**REQUIRED ACTION**.
Without skipping or changing anything, print all the entries.

------ MATERIAL FOR THIS TASK ------

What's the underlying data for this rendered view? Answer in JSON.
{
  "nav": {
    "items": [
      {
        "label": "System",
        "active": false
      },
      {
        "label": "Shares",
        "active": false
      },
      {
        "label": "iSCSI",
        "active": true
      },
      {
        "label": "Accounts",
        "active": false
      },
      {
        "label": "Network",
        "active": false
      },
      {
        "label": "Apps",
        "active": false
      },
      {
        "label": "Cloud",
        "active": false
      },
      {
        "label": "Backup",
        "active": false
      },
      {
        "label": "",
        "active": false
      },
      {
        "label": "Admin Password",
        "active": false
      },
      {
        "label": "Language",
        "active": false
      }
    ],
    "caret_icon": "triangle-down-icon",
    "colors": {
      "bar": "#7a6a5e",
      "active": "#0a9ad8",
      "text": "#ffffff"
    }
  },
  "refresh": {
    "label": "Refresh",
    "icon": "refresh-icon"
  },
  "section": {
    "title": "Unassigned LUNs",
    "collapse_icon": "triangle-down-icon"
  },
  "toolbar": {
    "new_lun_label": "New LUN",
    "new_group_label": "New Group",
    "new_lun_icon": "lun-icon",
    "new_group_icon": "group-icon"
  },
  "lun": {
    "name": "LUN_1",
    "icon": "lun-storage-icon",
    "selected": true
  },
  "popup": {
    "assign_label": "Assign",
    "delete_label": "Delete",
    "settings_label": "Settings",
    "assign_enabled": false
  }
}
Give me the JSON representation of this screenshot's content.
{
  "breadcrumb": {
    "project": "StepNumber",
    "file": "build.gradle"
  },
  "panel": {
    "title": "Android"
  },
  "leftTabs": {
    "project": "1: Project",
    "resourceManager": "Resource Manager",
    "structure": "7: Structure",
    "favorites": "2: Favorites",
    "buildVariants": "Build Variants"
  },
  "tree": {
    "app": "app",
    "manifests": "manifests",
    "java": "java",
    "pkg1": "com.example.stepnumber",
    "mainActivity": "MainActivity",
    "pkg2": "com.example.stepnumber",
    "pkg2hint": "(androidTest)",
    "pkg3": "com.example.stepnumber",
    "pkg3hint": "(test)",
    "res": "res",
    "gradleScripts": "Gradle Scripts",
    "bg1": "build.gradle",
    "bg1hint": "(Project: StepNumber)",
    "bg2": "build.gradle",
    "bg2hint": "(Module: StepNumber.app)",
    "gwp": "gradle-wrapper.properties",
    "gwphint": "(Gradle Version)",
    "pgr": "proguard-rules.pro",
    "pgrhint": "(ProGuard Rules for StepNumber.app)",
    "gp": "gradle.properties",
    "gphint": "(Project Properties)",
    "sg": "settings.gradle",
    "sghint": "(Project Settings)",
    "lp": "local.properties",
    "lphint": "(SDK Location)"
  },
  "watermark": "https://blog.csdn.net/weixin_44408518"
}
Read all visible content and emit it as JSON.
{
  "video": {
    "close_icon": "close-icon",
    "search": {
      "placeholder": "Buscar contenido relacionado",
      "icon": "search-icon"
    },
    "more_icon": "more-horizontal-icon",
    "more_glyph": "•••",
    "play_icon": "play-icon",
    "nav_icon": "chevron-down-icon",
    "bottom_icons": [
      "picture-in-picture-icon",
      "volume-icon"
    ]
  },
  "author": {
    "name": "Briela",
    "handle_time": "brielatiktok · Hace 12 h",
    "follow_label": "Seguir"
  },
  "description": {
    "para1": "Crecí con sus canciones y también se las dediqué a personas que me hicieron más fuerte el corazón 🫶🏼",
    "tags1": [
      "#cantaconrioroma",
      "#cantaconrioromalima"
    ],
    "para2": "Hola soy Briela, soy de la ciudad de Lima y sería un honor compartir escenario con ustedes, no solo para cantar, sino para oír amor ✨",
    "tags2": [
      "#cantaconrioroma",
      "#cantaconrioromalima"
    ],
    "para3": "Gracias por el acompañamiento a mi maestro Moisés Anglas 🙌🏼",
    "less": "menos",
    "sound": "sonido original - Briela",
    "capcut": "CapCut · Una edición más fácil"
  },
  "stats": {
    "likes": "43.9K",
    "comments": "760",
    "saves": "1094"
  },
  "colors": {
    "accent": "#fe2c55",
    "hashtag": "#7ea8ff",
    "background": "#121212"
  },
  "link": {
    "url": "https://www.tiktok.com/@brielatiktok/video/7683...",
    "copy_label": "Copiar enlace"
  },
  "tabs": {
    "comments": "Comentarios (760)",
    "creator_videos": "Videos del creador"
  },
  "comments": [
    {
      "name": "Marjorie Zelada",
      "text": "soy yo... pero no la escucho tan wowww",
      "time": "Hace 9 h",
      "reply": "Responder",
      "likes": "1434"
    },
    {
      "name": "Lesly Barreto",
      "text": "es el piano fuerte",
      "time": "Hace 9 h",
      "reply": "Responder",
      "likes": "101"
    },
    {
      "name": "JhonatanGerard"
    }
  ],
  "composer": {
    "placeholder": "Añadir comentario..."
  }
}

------

**ANSWER FOR THE TASK**.
What's the underlying data for this rendered view? Answer in JSON.
{
  "nav": {
    "items": [
      {
        "label": "System",
        "active": false
      },
      {
        "label": "Shares",
        "active": false
      },
      {
        "label": "iSCSI",
        "active": true
      },
      {
        "label": "Accounts",
        "active": false
      },
      {
        "label": "Network",
        "active": false
      },
      {
        "label": "Apps",
        "active": false
      },
      {
        "label": "Cloud",
        "active": false
      },
      {
        "label": "Backup",
        "active": false
      },
      {
        "label": "",
        "active": false
      },
      {
        "label": "Admin Password",
        "active": false
      },
      {
        "label": "Language",
        "active": false
      }
    ],
    "caret_icon": "triangle-down-icon",
    "colors": {
      "bar": "#7a6a5e",
      "active": "#0a9ad8",
      "text": "#ffffff"
    }
  },
  "refresh": {
    "label": "Refresh",
    "icon": "refresh-icon"
  },
  "section": {
    "title": "Unassigned LUNs",
    "collapse_icon": "triangle-down-icon"
  },
  "toolbar": {
    "new_lun_label": "New LUN",
    "new_group_label": "New Group",
    "new_lun_icon": "lun-icon",
    "new_group_icon": "group-icon"
  },
  "lun": {
    "name": "LUN_1",
    "icon": "lun-storage-icon",
    "selected": true
  },
  "popup": {
    "assign_label": "Assign",
    "delete_label": "Delete",
    "settings_label": "Settings",
    "assign_enabled": false
  }
}
Give me the JSON representation of this screenshot's content.
{
  "breadcrumb": {
    "project": "StepNumber",
    "file": "build.gradle"
  },
  "panel": {
    "title": "Android"
  },
  "leftTabs": {
    "project": "1: Project",
    "resourceManager": "Resource Manager",
    "structure": "7: Structure",
    "favorites": "2: Favorites",
    "buildVariants": "Build Variants"
  },
  "tree": {
    "app": "app",
    "manifests": "manifests",
    "java": "java",
    "pkg1": "com.example.stepnumber",
    "mainActivity": "MainActivity",
    "pkg2": "com.example.stepnumber",
    "pkg2hint": "(androidTest)",
    "pkg3": "com.example.stepnumber",
    "pkg3hint": "(test)",
    "res": "res",
    "gradleScripts": "Gradle Scripts",
    "bg1": "build.gradle",
    "bg1hint": "(Project: StepNumber)",
    "bg2": "build.gradle",
    "bg2hint": "(Module: StepNumber.app)",
    "gwp": "gradle-wrapper.properties",
    "gwphint": "(Gradle Version)",
    "pgr": "proguard-rules.pro",
    "pgrhint": "(ProGuard Rules for StepNumber.app)",
    "gp": "gradle.properties",
    "gphint": "(Project Properties)",
    "sg": "settings.gradle",
    "sghint": "(Project Settings)",
    "lp": "local.properties",
    "lphint": "(SDK Location)"
  },
  "watermark": "https://blog.csdn.net/weixin_44408518"
}
Read all visible content and emit it as JSON.
{
  "video": {
    "close_icon": "close-icon",
    "search": {
      "placeholder": "Buscar contenido relacionado",
      "icon": "search-icon"
    },
    "more_icon": "more-horizontal-icon",
    "more_glyph": "•••",
    "play_icon": "play-icon",
    "nav_icon": "chevron-down-icon",
    "bottom_icons": [
      "picture-in-picture-icon",
      "volume-icon"
    ]
  },
  "author": {
    "name": "Briela",
    "handle_time": "brielatiktok · Hace 12 h",
    "follow_label": "Seguir"
  },
  "description": {
    "para1": "Crecí con sus canciones y también se las dediqué a personas que me hicieron más fuerte el corazón 🫶🏼",
    "tags1": [
      "#cantaconrioroma",
      "#cantaconrioromalima"
    ],
    "para2": "Hola soy Briela, soy de la ciudad de Lima y sería un honor compartir escenario con ustedes, no solo para cantar, sino para oír amor ✨",
    "tags2": [
      "#cantaconrioroma",
      "#cantaconrioromalima"
    ],
    "para3": "Gracias por el acompañamiento a mi maestro Moisés Anglas 🙌🏼",
    "less": "menos",
    "sound": "sonido original - Briela",
    "capcut": "CapCut · Una edición más fácil"
  },
  "stats": {
    "likes": "43.9K",
    "comments": "760",
    "saves": "1094"
  },
  "colors": {
    "accent": "#fe2c55",
    "hashtag": "#7ea8ff",
    "background": "#121212"
  },
  "link": {
    "url": "https://www.tiktok.com/@brielatiktok/video/7683...",
    "copy_label": "Copiar enlace"
  },
  "tabs": {
    "comments": "Comentarios (760)",
    "creator_videos": "Videos del creador"
  },
  "comments": [
    {
      "name": "Marjorie Zelada",
      "text": "soy yo... pero no la escucho tan wowww",
      "time": "Hace 9 h",
      "reply": "Responder",
      "likes": "1434"
    },
    {
      "name": "Lesly Barreto",
      "text": "es el piano fuerte",
      "time": "Hace 9 h",
      "reply": "Responder",
      "likes": "101"
    },
    {
      "name": "JhonatanGerard"
    }
  ],
  "composer": {
    "placeholder": "Añadir comentario..."
  }
}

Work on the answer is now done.